* _What to produce_
Copy every entry exactly as it stands, though any image it holds should stay out of the copy.
* * * * * * *
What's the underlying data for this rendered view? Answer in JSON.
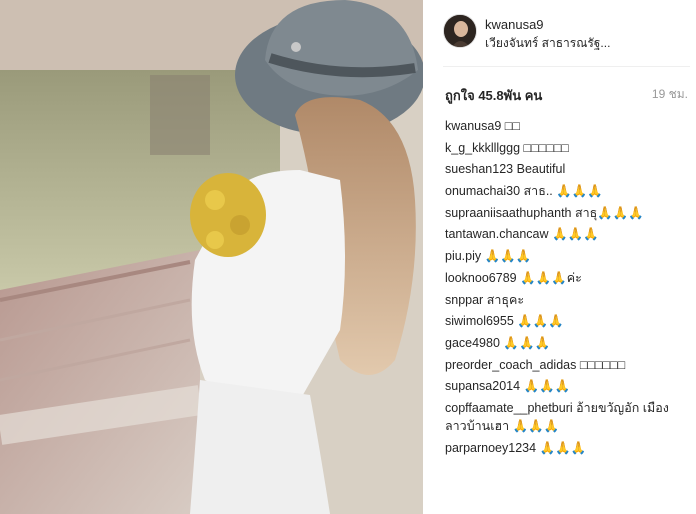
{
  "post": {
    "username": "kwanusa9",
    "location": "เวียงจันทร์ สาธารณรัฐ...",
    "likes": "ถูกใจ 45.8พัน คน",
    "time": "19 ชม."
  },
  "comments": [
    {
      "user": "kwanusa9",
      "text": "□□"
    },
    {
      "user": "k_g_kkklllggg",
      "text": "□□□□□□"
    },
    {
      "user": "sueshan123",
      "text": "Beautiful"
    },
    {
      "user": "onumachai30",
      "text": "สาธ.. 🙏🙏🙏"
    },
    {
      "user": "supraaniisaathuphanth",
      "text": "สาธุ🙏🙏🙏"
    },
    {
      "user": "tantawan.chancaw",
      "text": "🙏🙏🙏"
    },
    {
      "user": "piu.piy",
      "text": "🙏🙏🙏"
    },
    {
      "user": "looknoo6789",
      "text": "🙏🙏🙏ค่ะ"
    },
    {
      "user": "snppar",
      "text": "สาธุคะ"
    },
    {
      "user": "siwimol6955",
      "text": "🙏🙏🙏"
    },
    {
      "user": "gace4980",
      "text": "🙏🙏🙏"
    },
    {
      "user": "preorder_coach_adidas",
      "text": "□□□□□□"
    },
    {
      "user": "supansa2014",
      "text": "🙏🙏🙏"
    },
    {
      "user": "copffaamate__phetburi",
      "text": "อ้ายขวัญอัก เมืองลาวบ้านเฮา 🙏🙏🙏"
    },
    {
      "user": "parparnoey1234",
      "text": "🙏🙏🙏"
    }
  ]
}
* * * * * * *
* _Written solution_
What's the underlying data for this rendered view? Answer in JSON.
{
  "post": {
    "username": "kwanusa9",
    "location": "เวียงจันทร์ สาธารณรัฐ...",
    "likes": "ถูกใจ 45.8พัน คน",
    "time": "19 ชม."
  },
  "comments": [
    {
      "user": "kwanusa9",
      "text": "□□"
    },
    {
      "user": "k_g_kkklllggg",
      "text": "□□□□□□"
    },
    {
      "user": "sueshan123",
      "text": "Beautiful"
    },
    {
      "user": "onumachai30",
      "text": "สาธ.. 🙏🙏🙏"
    },
    {
      "user": "supraaniisaathuphanth",
      "text": "สาธุ🙏🙏🙏"
    },
    {
      "user": "tantawan.chancaw",
      "text": "🙏🙏🙏"
    },
    {
      "user": "piu.piy",
      "text": "🙏🙏🙏"
    },
    {
      "user": "looknoo6789",
      "text": "🙏🙏🙏ค่ะ"
    },
    {
      "user": "snppar",
      "text": "สาธุคะ"
    },
    {
      "user": "siwimol6955",
      "text": "🙏🙏🙏"
    },
    {
      "user": "gace4980",
      "text": "🙏🙏🙏"
    },
    {
      "user": "preorder_coach_adidas",
      "text": "□□□□□□"
    },
    {
      "user": "supansa2014",
      "text": "🙏🙏🙏"
    },
    {
      "user": "copffaamate__phetburi",
      "text": "อ้ายขวัญอัก เมืองลาวบ้านเฮา 🙏🙏🙏"
    },
    {
      "user": "parparnoey1234",
      "text": "🙏🙏🙏"
    }
  ]
}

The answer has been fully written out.